Youíre a leading literary critic in the UK. How does being a critic affect your own fiction writing?

Well, I donít know about "leading," but I have certainly cut my teeth reviewing and championing contemporary fiction here in the UK. But to get back to your question: not that much really. Although, as fiction writing pulls me further in, Iím moving away from book reviewing now. I completely separate the two, anyway. I mean, my approach to writing a review, or an essay is so far removed from my approach to writing fiction. Obviously I think about Literature in the same analytical way I always have, but the writing of fiction and criticism are wholly two different things for me. I guess, when Iím writing fiction, I sometimes wonder what I would think of it as a critic, obviously, so I might make changes that way, but on the whole they exist in two very different realms of expression for me. So they donít really interfere with each other.

Name some of the best writers writing today.

There are so many right now, itís a good time for contemporary literature it seems. I would say Jean-Philippe Toussaint, Stewart Home, Tom McCarthy, Joshua Cohen, Travis Jeppesen, Tao Lin, John Wray, Niven Govinden, Steve Finbow, Blake Butler, Shane Jones, Zoran éivkovic, Jon Fosse, Jacques Roubaud, Gabriel Josipovici, Gwendoline Riley, HP Tinker, Dumitru Tsepeneag, Chris Killen, Ben Myers, Marie Darrieussecq, Michel Houellebecq, Dumitru Ţepeneag, Jacques Roubaud and far too many others to mention here . . .

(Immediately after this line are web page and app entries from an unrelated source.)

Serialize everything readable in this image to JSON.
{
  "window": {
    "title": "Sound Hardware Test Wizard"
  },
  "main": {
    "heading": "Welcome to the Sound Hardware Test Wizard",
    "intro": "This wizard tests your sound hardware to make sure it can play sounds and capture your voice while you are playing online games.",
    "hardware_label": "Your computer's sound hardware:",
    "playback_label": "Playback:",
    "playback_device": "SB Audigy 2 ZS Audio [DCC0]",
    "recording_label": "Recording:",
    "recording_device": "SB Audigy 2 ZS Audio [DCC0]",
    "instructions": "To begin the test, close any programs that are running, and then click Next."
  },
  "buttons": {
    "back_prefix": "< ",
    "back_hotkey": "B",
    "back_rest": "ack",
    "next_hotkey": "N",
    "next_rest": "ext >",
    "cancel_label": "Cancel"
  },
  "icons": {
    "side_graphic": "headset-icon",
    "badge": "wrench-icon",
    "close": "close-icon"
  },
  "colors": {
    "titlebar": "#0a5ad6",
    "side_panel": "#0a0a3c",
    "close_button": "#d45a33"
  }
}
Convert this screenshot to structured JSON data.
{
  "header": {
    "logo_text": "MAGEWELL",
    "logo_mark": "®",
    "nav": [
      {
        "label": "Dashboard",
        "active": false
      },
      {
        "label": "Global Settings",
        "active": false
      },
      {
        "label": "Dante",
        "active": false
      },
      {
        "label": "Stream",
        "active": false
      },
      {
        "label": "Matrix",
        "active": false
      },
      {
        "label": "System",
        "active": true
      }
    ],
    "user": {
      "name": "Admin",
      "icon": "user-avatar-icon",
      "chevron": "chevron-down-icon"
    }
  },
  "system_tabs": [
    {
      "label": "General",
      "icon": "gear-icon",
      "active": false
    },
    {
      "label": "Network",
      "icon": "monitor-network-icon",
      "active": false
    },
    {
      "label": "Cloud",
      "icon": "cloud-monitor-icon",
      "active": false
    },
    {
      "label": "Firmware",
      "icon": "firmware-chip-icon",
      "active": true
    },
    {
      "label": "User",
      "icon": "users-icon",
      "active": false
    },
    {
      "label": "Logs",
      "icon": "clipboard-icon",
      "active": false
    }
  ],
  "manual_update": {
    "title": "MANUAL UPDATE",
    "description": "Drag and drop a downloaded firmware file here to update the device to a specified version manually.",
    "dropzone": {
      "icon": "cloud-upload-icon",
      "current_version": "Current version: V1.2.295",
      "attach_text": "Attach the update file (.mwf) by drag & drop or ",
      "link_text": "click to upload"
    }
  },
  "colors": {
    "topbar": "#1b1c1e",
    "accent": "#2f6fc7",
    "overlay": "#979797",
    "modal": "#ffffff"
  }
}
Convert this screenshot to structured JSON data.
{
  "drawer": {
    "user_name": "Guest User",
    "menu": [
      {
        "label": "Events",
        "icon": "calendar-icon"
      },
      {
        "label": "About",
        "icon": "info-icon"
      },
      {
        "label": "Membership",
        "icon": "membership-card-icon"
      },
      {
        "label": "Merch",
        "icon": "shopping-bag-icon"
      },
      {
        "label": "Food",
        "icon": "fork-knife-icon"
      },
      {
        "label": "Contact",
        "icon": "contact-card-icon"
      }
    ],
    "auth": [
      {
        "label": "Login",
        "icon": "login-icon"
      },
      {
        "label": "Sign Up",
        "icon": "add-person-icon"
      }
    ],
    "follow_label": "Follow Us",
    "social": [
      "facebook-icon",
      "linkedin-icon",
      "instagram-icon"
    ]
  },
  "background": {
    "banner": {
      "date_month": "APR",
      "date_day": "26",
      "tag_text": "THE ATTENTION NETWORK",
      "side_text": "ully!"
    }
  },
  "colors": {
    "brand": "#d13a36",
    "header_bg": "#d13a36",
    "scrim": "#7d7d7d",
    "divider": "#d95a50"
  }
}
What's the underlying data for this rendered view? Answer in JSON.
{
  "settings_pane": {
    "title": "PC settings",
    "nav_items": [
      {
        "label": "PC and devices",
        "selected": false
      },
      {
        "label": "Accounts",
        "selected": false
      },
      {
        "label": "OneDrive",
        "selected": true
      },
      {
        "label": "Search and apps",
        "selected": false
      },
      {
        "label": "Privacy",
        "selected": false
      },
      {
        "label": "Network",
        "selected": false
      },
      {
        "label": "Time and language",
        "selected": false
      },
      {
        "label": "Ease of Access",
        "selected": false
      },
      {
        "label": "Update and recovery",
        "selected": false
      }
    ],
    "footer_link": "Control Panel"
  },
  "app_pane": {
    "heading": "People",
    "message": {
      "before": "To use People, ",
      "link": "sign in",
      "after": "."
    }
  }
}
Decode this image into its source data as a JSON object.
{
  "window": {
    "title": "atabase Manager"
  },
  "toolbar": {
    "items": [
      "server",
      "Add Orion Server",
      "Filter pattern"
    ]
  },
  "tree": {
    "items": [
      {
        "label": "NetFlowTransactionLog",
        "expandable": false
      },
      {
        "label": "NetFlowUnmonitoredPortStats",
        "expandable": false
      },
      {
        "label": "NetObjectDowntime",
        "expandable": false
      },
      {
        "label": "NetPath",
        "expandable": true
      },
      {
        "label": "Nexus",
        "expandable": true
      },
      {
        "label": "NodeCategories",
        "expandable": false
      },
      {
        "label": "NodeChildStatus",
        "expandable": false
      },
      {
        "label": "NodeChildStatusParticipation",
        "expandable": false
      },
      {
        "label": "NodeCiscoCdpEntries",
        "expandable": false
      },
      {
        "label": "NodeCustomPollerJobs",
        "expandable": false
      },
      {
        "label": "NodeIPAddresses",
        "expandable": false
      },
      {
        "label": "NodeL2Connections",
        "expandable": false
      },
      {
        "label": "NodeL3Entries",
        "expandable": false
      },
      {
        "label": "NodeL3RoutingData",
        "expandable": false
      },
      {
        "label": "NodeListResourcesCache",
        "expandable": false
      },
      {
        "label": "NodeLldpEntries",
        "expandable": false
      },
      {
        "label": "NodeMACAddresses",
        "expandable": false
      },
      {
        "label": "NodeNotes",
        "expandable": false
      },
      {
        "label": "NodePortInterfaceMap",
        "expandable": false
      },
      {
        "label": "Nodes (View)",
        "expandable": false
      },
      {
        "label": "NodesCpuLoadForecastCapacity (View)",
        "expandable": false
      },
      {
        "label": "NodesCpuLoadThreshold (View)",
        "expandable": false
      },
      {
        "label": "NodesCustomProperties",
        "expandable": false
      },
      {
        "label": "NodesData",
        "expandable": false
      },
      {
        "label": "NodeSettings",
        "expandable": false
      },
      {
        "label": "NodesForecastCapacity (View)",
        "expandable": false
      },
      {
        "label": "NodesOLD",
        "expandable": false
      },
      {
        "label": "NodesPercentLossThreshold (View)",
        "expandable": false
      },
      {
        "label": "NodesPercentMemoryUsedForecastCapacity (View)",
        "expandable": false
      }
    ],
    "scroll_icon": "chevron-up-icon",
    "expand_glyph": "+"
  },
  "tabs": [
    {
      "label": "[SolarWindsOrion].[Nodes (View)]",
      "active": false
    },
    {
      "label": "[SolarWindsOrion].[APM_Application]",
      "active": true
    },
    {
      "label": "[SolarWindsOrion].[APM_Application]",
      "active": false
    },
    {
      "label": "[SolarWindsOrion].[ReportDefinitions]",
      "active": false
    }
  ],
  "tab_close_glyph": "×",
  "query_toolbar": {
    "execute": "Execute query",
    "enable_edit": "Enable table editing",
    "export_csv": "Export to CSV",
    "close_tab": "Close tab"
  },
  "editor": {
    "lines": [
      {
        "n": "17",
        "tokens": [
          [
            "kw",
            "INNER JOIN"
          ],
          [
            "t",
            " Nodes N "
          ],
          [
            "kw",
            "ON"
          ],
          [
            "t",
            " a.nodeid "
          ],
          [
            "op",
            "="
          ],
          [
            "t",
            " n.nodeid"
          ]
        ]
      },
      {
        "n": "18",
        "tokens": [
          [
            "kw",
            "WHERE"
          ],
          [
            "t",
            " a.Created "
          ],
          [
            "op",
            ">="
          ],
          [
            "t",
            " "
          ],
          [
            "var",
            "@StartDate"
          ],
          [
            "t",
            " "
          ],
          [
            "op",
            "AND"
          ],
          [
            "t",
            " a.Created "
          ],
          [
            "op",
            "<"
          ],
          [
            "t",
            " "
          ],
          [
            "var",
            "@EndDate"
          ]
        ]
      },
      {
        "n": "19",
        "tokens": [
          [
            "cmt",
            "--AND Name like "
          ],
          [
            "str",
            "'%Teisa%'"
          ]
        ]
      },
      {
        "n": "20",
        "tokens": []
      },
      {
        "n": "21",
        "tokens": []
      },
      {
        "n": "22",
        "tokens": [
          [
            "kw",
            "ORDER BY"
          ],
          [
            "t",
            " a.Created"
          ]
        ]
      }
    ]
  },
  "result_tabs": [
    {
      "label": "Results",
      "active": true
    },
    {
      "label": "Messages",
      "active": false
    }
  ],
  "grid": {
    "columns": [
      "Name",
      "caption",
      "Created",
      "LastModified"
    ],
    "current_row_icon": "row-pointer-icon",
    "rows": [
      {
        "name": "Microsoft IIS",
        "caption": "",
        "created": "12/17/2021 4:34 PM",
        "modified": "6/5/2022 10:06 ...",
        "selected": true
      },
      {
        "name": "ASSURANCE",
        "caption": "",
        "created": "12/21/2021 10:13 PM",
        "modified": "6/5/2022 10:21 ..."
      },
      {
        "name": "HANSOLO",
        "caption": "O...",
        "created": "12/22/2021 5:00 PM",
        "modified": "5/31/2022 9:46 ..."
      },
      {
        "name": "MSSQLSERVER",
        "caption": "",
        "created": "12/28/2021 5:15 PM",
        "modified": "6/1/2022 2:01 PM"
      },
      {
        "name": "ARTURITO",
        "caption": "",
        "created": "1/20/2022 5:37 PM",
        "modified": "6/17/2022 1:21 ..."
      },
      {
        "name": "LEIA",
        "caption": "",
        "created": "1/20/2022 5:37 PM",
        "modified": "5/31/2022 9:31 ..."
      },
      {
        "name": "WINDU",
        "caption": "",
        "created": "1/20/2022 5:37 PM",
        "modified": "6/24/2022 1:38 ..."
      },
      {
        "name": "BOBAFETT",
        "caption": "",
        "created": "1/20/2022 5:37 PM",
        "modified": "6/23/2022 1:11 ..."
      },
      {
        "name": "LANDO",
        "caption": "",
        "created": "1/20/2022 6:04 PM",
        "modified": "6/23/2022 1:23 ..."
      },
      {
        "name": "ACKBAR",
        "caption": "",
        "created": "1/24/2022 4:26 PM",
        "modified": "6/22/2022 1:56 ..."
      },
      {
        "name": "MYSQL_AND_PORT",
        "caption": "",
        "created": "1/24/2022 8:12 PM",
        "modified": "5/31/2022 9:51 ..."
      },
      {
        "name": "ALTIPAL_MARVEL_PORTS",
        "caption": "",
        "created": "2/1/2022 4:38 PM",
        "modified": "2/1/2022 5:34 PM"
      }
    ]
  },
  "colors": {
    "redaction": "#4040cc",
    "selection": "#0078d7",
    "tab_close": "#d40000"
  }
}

What are you currently working on?

Iím just finishing my next novel Amber, which is set in the US, London and Hove on the south coast of England. Itís a novel about a Pylon Engineer, dwelling and shelter. Iím also trying to finish a short story collection called I Like To Be Stationary which is primarily about revolt and bureaucracy and Iím trying to finish a novella called Dead Land or Dead End -- I canít decide what to call it yet. Iíve just finished a work of critical theory thatís to be published by Hesperus Press in the UK called From Aesop to Flash Fiction: A Brief History of Fables which traces the fabulist influence of Aesop in contemporary Literature. The latter chapters I especially enjoyed writing as they are about writers such as Blake Butler, Shane Jones and Joseph Young who I think are doing some interesting things right now. Thatís about it, for now.